The 101st Airborne Division during World War II
In 1985, the United States Holocaust Memorial Museum and the US Army's Center of Military History initiated a program to honor US Army divisions that took part in the liberation of Nazi camps. To date, 36 divisions, including the 101st Airborne Division, have been recognized as liberating units.
101st Airborne Division Campaigns during World War II
Established in 1942, the 101st Airborne Division parachuted into Normandy, France, near Utah Beach on D-Day (June 6, 1944). There, the "Screaming Eagles" division engaged in fierce fighting with German forces.
In September 1944, the unit was dropped into the Netherlands, where it captured the city of Eindhoven. The 101st was deployed to Belgium during the Battle of the Bulge in December 1944 and was subsequently surrounded in Bastogne by German troops. The unit refused to surrender and held out until the 4th Armored Division arrived to provide it with badly needed support. In January 1945, the 101st moved into Alsace; in April, its troops advanced into the Rhineland. By war's end, the division had reached the Bavarian Alps.

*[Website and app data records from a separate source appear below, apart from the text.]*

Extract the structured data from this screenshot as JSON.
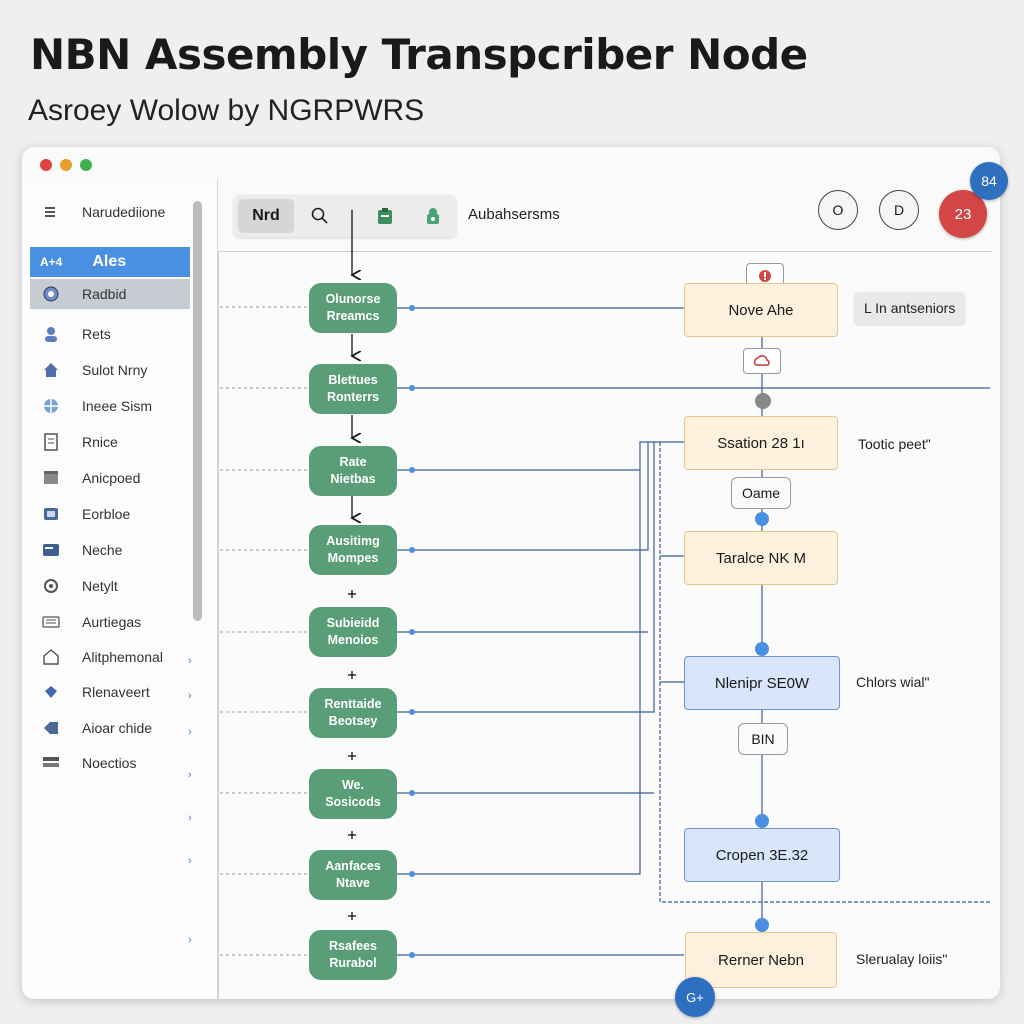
{
  "header": {
    "title": "NBN Assembly Transpcriber Node",
    "subtitle": "Asroey Wolow by NGRPWRS"
  },
  "sidebar": {
    "items": [
      {
        "label": "Narudediione",
        "icon": "menu-icon"
      },
      {
        "label": "Ales",
        "prefix": "A+4",
        "icon": "none"
      },
      {
        "label": "Radbid",
        "icon": "globe-icon"
      },
      {
        "label": "Rets",
        "icon": "person-icon"
      },
      {
        "label": "Sulot Nrny",
        "icon": "house-icon"
      },
      {
        "label": "Ineee Sism",
        "icon": "globe-icon"
      },
      {
        "label": "Rnice",
        "icon": "document-icon"
      },
      {
        "label": "Anicpoed",
        "icon": "box-icon"
      },
      {
        "label": "Eorbloe",
        "icon": "layers-icon"
      },
      {
        "label": "Neche",
        "icon": "card-icon"
      },
      {
        "label": "Netylt",
        "icon": "gear-icon"
      },
      {
        "label": "Aurtiegas",
        "icon": "keyboard-icon"
      },
      {
        "label": "Alitphemonal",
        "icon": "home-outline-icon"
      },
      {
        "label": "Rlenaveert",
        "icon": "diamond-icon"
      },
      {
        "label": "Aioar chide",
        "icon": "tag-icon"
      },
      {
        "label": "Noectios",
        "icon": "stack-icon"
      }
    ]
  },
  "toolbar": {
    "primary_label": "Nrd",
    "label": "Aubahsersms"
  },
  "header_buttons": {
    "btn1": "O",
    "btn2": "D",
    "red": "23",
    "corner_badge": "84",
    "bottom_badge": "G+"
  },
  "flow": {
    "left_nodes": [
      "Olunorse\nRreamcs",
      "Blettues\nRonterrs",
      "Rate\nNietbas",
      "Ausitimg\nMompes",
      "Subieidd\nMenoios",
      "Renttaide\nBeotsey",
      "We.\nSosicods",
      "Aanfaces\nNtave",
      "Rsafees\nRurabol"
    ],
    "right_nodes": [
      {
        "label": "Nove  Ahe",
        "style": "orange"
      },
      {
        "label": "Ssation 28 1ı",
        "style": "orange"
      },
      {
        "label": "Taralce NK M",
        "style": "orange"
      },
      {
        "label": "Nlenipr SE0W",
        "style": "blue"
      },
      {
        "label": "Cropen 3E.32",
        "style": "blue"
      },
      {
        "label": "Rerner Nebn",
        "style": "orange"
      }
    ],
    "pills": {
      "oame": "Oame",
      "bin": "BIN"
    },
    "side_labels": {
      "l1": "L In antseniors",
      "l2": "Tootic peet\"",
      "l3": "Chlors wial\"",
      "l4": "Slerualay loiis\""
    }
  }
}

The 101st Airborne Division and the Liberation of Kaufering
During the 101st's drive into southern Germany, the unit uncovered Kaufering IV, one of 11 camps in the Kaufering complex in the Landsberg region. The Kaufering complex was under the administration of the Dachau concentration camp. At its height, the camp held more than 3,600 prisoners, but in the days before US troops arrived, the SS had evacuated many of the prisoners on a death march south in the direction of Dachau. Hundreds of inmates were too ill or weak to make the trek, so the SS guards set fire to the barracks to prevent their liberation by US troops. When the 12th Armored Division and 101st Airborne Division arrived at Kaufering IV on April 27 and 28, respectively, the soldiers discovered some 500 dead inmates. In the days that followed, the US Army units ordered the local townspeople to bury the dead.

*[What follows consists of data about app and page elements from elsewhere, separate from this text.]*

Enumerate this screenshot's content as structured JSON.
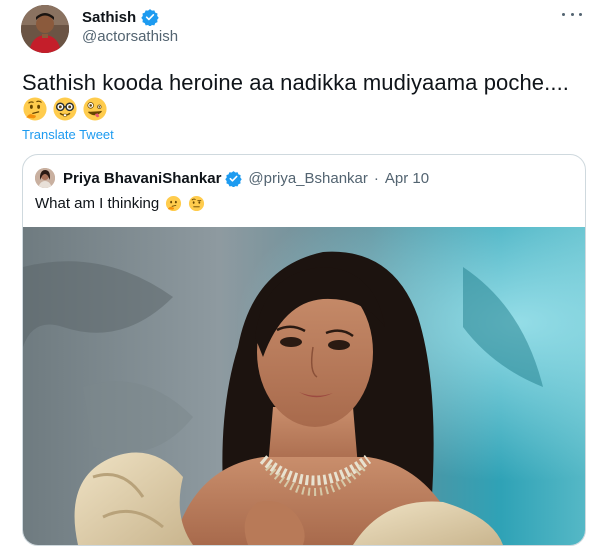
{
  "author": {
    "display_name": "Sathish",
    "handle": "@actorsathish",
    "verified": true
  },
  "tweet": {
    "text": "Sathish kooda heroine aa nadikka mudiyaama poche....",
    "emojis": [
      "thinking-face",
      "nerd-face",
      "zany-face"
    ],
    "translate_label": "Translate Tweet"
  },
  "quoted_tweet": {
    "display_name": "Priya BhavaniShankar",
    "handle": "@priya_Bshankar",
    "separator": "·",
    "date": "Apr 10",
    "verified": true,
    "text": "What am I thinking",
    "emojis": [
      "thinking-face",
      "face-with-raised-eyebrow"
    ],
    "image_alt": "Photo of a woman in gold saree with choker necklace"
  },
  "colors": {
    "link": "#1d9bf0",
    "secondary_text": "#536471",
    "border": "#cfd9de",
    "verified_badge": "#1d9bf0"
  }
}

Recognition as a Liberating Unit
The 101st Airborne Division was recognized as a liberating unit by the US Army's Center of Military History and the United States Holocaust Memorial Museum in 1998.

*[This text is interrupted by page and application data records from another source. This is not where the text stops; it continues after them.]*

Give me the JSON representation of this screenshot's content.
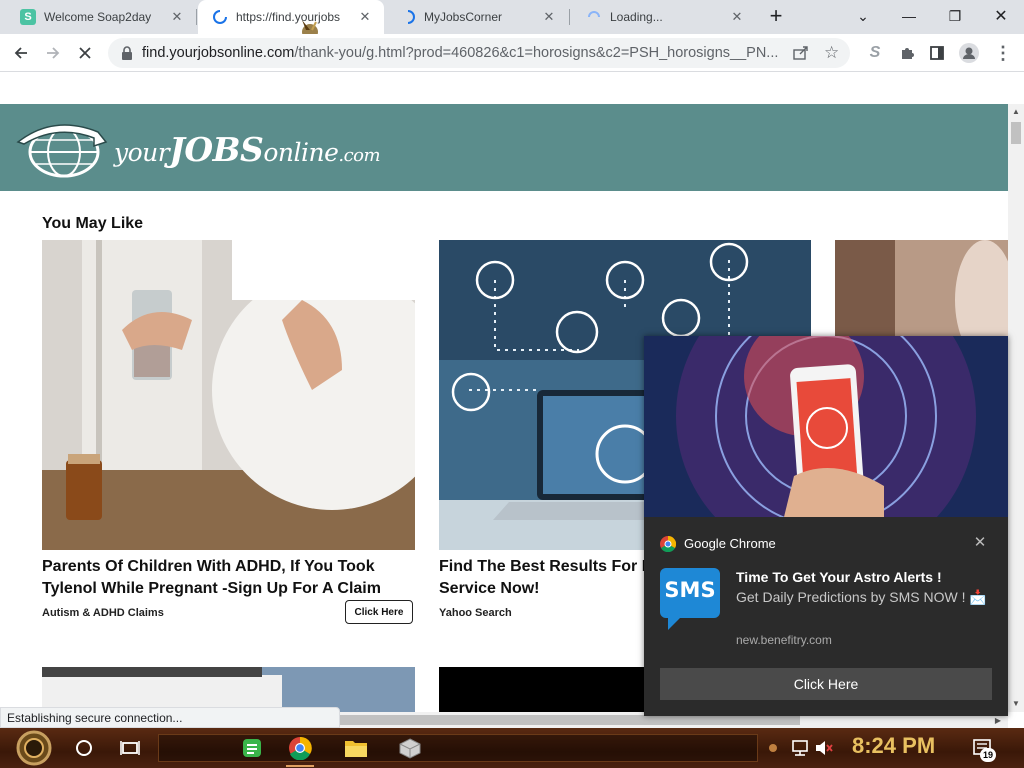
{
  "tabs": [
    {
      "title": "Welcome Soap2day",
      "favicon_letter": "S"
    },
    {
      "title": "https://find.yourjobs",
      "active": true
    },
    {
      "title": "MyJobsCorner"
    },
    {
      "title": "Loading..."
    }
  ],
  "toolbar": {
    "url_host": "find.yourjobsonline.com",
    "url_rest": "/thank-you/g.html?prod=460826&c1=horosigns&c2=PSH_horosigns__PN..."
  },
  "page": {
    "logo": {
      "part1": "your",
      "part2": "JOBS",
      "part3": "online",
      "part4": ".com"
    },
    "section_title": "You May Like",
    "cards": [
      {
        "title": "Parents Of Children With ADHD, If You Took Tylenol While Pregnant -Sign Up For A Claim",
        "source": "Autism & ADHD Claims",
        "button": "Click Here"
      },
      {
        "title": "Find The Best Results For I Service Now!",
        "source": "Yahoo Search"
      }
    ]
  },
  "status_text": "Establishing secure connection...",
  "notification": {
    "app": "Google Chrome",
    "icon_text": "SMS",
    "title": "Time To Get Your Astro Alerts !",
    "body": "Get Daily Predictions by SMS NOW ! 📩",
    "domain": "new.benefitry.com",
    "button": "Click Here"
  },
  "taskbar": {
    "time": "8:24 PM",
    "notification_count": "19"
  },
  "colors": {
    "banner": "#5b8d8c",
    "notification_bg": "#2b2b2b",
    "sms_icon": "#1e88d6"
  }
}
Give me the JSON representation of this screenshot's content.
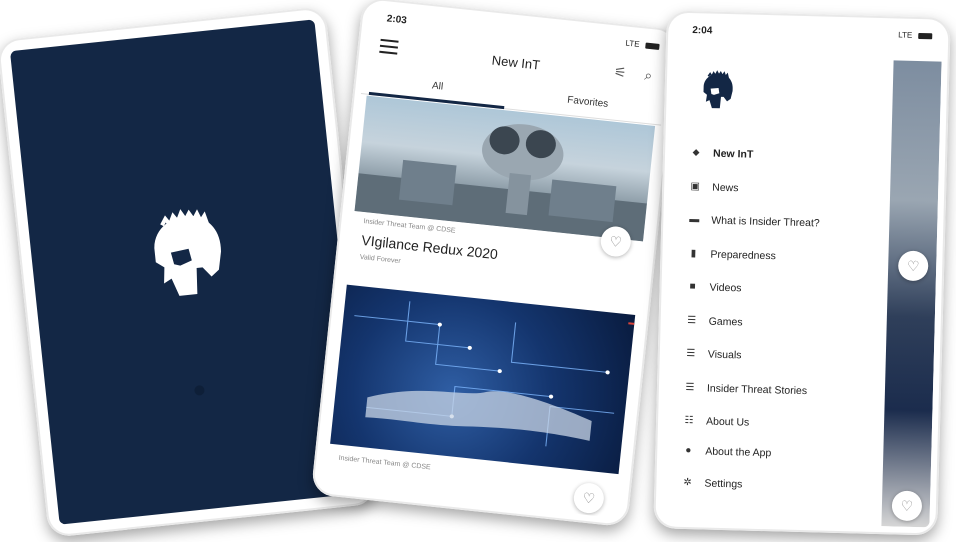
{
  "phone_splash": {
    "logo_icon": "spartan-helmet-icon"
  },
  "phone_feed": {
    "status": {
      "time": "2:03",
      "network": "LTE"
    },
    "app_title": "New InT",
    "tabs": [
      {
        "label": "All"
      },
      {
        "label": "Favorites"
      }
    ],
    "cards": [
      {
        "meta": "Insider Threat Team @ CDSE",
        "title": "VIgilance Redux 2020",
        "sub": "Valid Forever"
      },
      {
        "meta": "Insider Threat Team @ CDSE",
        "title": "",
        "sub": ""
      }
    ]
  },
  "phone_drawer": {
    "status": {
      "time": "2:04",
      "network": "LTE"
    },
    "menu_items": [
      {
        "label": "New InT",
        "icon": "tag-icon"
      },
      {
        "label": "News",
        "icon": "image-icon"
      },
      {
        "label": "What is Insider Threat?",
        "icon": "card-icon"
      },
      {
        "label": "Preparedness",
        "icon": "bar-icon"
      },
      {
        "label": "Videos",
        "icon": "video-icon"
      },
      {
        "label": "Games",
        "icon": "list-icon"
      },
      {
        "label": "Visuals",
        "icon": "list-icon"
      },
      {
        "label": "Insider Threat Stories",
        "icon": "list-icon"
      },
      {
        "label": "About Us",
        "icon": "list-bars-icon"
      }
    ],
    "bottom_items": [
      {
        "label": "About the App",
        "icon": "info-icon"
      },
      {
        "label": "Settings",
        "icon": "gear-icon"
      }
    ]
  }
}
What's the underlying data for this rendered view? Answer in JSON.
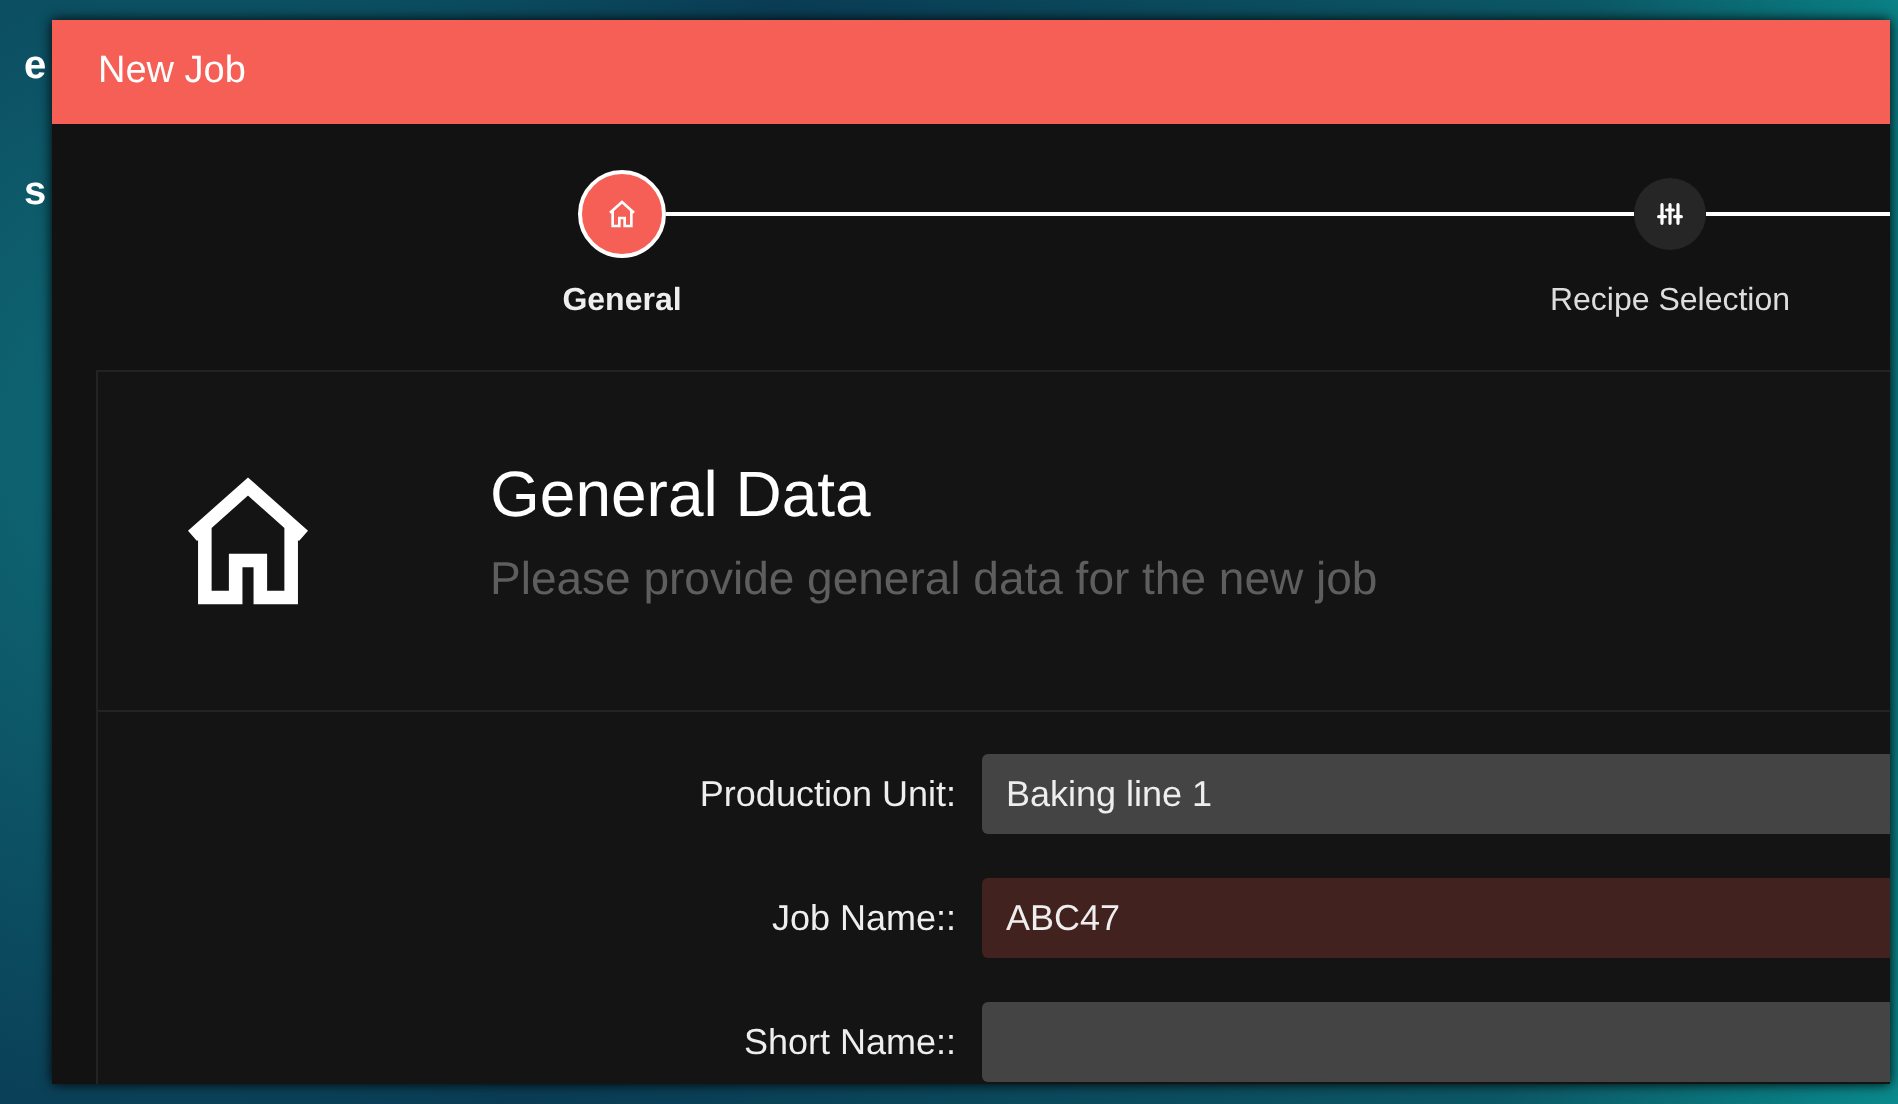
{
  "background_texts": [
    "e",
    "s"
  ],
  "window": {
    "title": "New Job"
  },
  "steps": [
    {
      "label": "General",
      "kind": "home",
      "selected": true
    },
    {
      "label": "Recipe Selection",
      "kind": "sliders",
      "selected": false
    }
  ],
  "section": {
    "title": "General Data",
    "subtitle": "Please provide general data for the new job"
  },
  "fields": [
    {
      "label": "Production Unit:",
      "value": "Baking line 1",
      "invalid": false
    },
    {
      "label": "Job Name::",
      "value": "ABC47",
      "invalid": true
    },
    {
      "label": "Short Name::",
      "invalid": false
    }
  ]
}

101st Airborne Casualty Figures
Casualty figures for the 101st Airborne Division, European theater of operations:
- Total battle casualties: 9,328
- Total deaths in battle: 2,155
101st Airborne Division Nickname
The nickname of the 101st Airborne Division, "Screaming Eagles," originates from the division's insignia, a bald eagle on a black shield. "Old Abe" was the eagle mascot of a Wisconsin regiment during the Civil War. The 101st was formed as a reserve unit in Wisconsin shortly after World War I and included "Old Abe" as part of the division's insignia.
Critical Thinking Questions
- What challenges did Allied forces face when they encountered the camps and sites of other atrocities?
- What challenges faced survivors of the Holocaust upon liberation?